Swim 3 – The Shallows
This was by far the most prolific spot during our week as sport came thick and fast at times.
We chose to fish this swim during the day, with Matt using two rods and just the one rod for me as I had to concentrate on filming and photography.
On more than one occasion we experienced double hook-ups so be prepared with retainer slings and a few landing nets as you will be kept very busy.
A glance across to the far side will reveal the obvious spots to target.
Directly opposite the swim is a pair of fallen trees that have formed a V-shape out into the lake. The fish love this area and could be seen crashing and rolling with regularity throughout the day.
This is the prime holding spot and Matt was catching up to 10 fish in an afternoon using pop-ups fished over a bed of bottom baits scattered with the throwing stick.
A word of warning though. Do not be tempted to fish into the back of this snag, as it could be disastrous for the fish.
We were granted permission to take the boat out to look before we cast out and it revealed some severe snags, sunken branches and all manner of obstacles that would tether a fish in seconds.
In reality you don’t need to fish too tight to the trees in this spot and Matt was having more luck fishing around five or six yards off the line between the tips of the two fallen trees. The biggest fish of the week, an immaculate 35lb common, was caught fishing away from the snag so it’s worth dropping a little shorter to see if the bigger, more wary fish, prefer to feed where you might not expect them to.
It is imperative that you fish next to your rods, have the lines locked up and present your rig so that the lead ejects on the take every time and hit every indication immediately. If not the fish will snag you in moments and not only will you lose your end tackle but the fish’s welfare is at stake.
If you do fish this swim during the night then it would be our advice to fish further back from the snag, say 10-15 yards away and keep your rods locked up. The fish will venture out in the darker hours so your catch rate will not be hampered.
In fact, be prepared for a sleepless night as I could hear dozens of fish crashing in this area from my main swim during the hours of darkness.
There are options in this swim to the right-hand side looking towards the island and again these proved to be very fruitful.

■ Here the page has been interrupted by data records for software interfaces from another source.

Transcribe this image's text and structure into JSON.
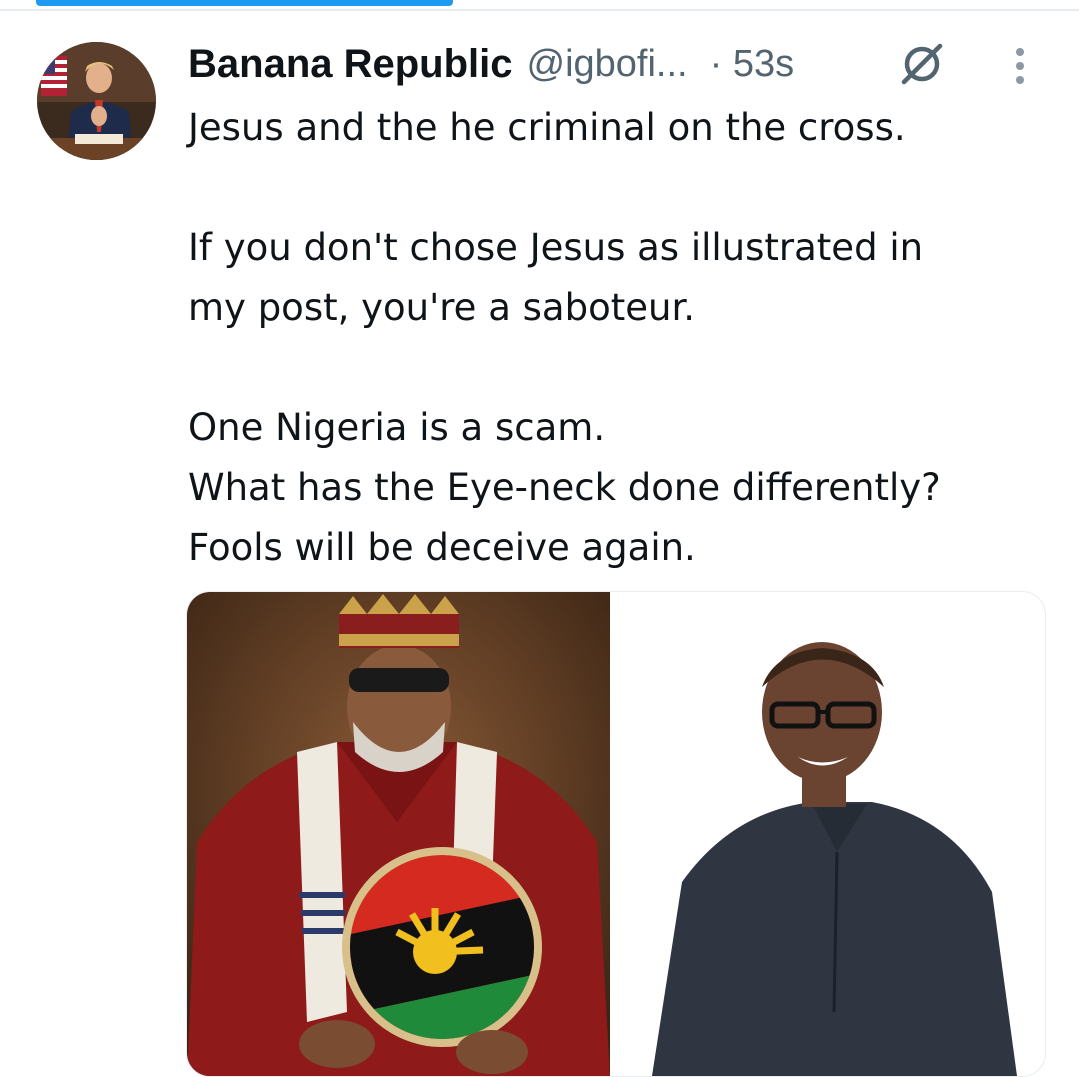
{
  "tweet": {
    "display_name": "Banana Republic",
    "handle": "@igbofi...",
    "timestamp": "· 53s",
    "lines": [
      "Jesus and the he criminal on the cross.",
      "",
      "If you don't chose Jesus as illustrated in",
      "my post, you're a saboteur.",
      "",
      "One Nigeria is a scam.",
      "What has the Eye-neck done differently?",
      "Fools will be deceive again."
    ]
  },
  "icons": {
    "grok": "grok-icon",
    "more": "more-vertical-icon"
  },
  "progress": {
    "fraction": 0.42,
    "color": "#1d9bf0"
  },
  "colors": {
    "text": "#0f1419",
    "secondary": "#536471",
    "accent": "#1d9bf0"
  }
}
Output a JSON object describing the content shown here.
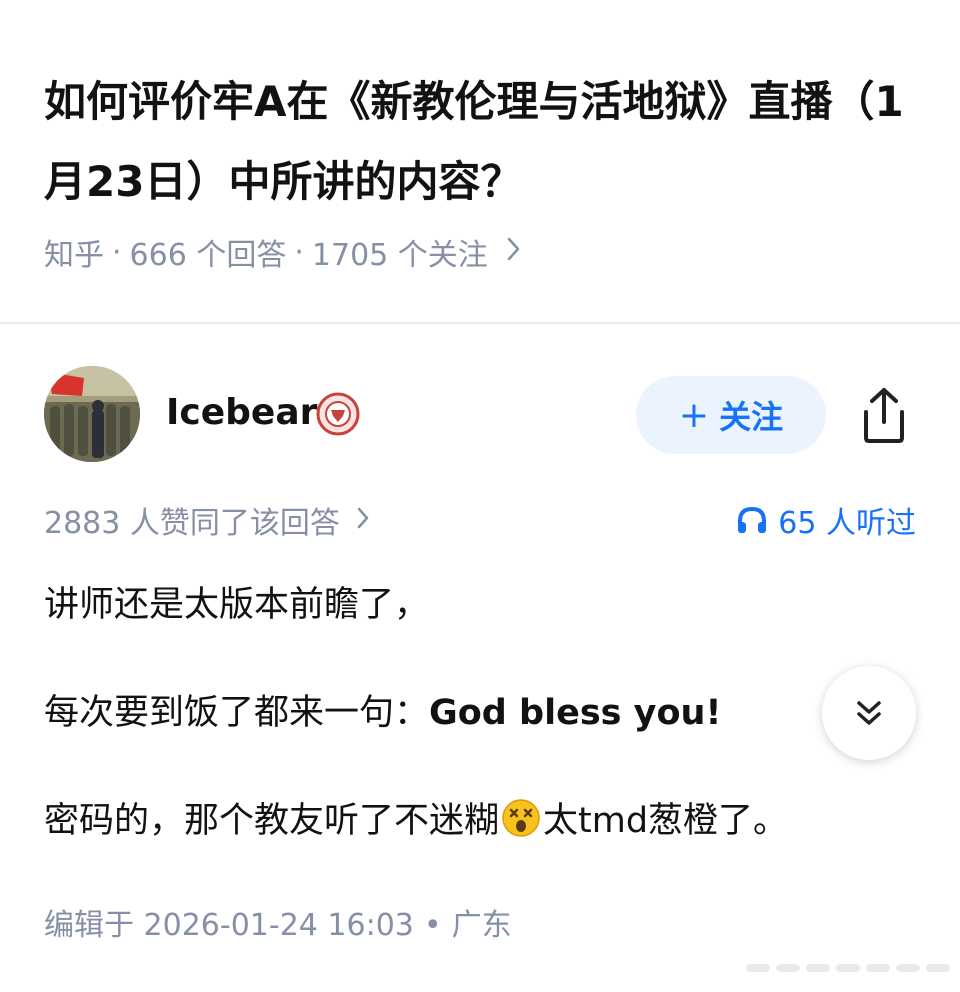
{
  "question": {
    "title": "如何评价牢A在《新教伦理与活地狱》直播（1月23日）中所讲的内容？",
    "source": "知乎",
    "answers": "666 个回答",
    "followers": "1705 个关注"
  },
  "author": {
    "name": "Icebear",
    "badge_icon": "shield-badge-icon",
    "follow_label": "关注"
  },
  "answer": {
    "voteup_text": "2883 人赞同了该回答",
    "listen_text": "65 人听过",
    "paragraphs": {
      "p1": "讲师还是太版本前瞻了，",
      "p2_prefix": "每次要到饭了都来一句：",
      "p2_bold": "God bless you!",
      "p3_prefix": "密码的，那个教友听了不迷糊",
      "p3_suffix": "太tmd葱橙了。"
    },
    "edited_label": "编辑于 2026-01-24 16:03",
    "location": "广东"
  },
  "colors": {
    "accent": "#1772f6",
    "muted": "#8590a6",
    "follow_bg": "#ebf3ff"
  }
}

The same rules apply here as with the fallen tree.
It is very shallow, around 18 inches in places and is dotted with tangles of tree roots and branches so don’t be tempted to fish touch tight to marginal cover. I fished with a very standard lead clip set up and had the tail rubber just lightly nipped onto the clip so the lead ejected on the take.
General Tactics and Observations
The lake is predominantly silty with the odd hard spot so it’s always worth trying to find them, but I wouldn’t worry if you can’t as the vast majority of the lake bed is covered in silt so the fish are well used to feeding in it.
These fish are boilie eaters and will respond to a good spread of bait, but similarly if you do prefer to use particles they will be successful. Just ensure they are properly prepared before your trip.
I used around 15kg of boilies over a course of the week, preferring to adopt a little and often approach.
Matt did experiment with a heavy bed of bait on one or two occasions which did catch but our advice would be to start with a moderate amount and build the swim as the catches start to come. It’s a well used phrase that you can always put it in but you can’t take it out and this certainly applies here.
It goes without saying that good quality bait will score well and we used our ever reliable Sticky Baits Vortex+ in a mixture of 16 & 20mm as we like to keep the carp guessing and it gives us some flexibility on hook baits should they shy away from one particular size bait.
So there you have it, our thoughts on the fishing at this awesome lake!
Hopefully that will give you a good head start on your preparation for your week at La Fonte and I’m sure that with a considered and careful approach you’ll be banking lots of hard fighting French carp in no time.
Mike & Matt Linstead
Find out more about La Fonte here – French Carp Lakes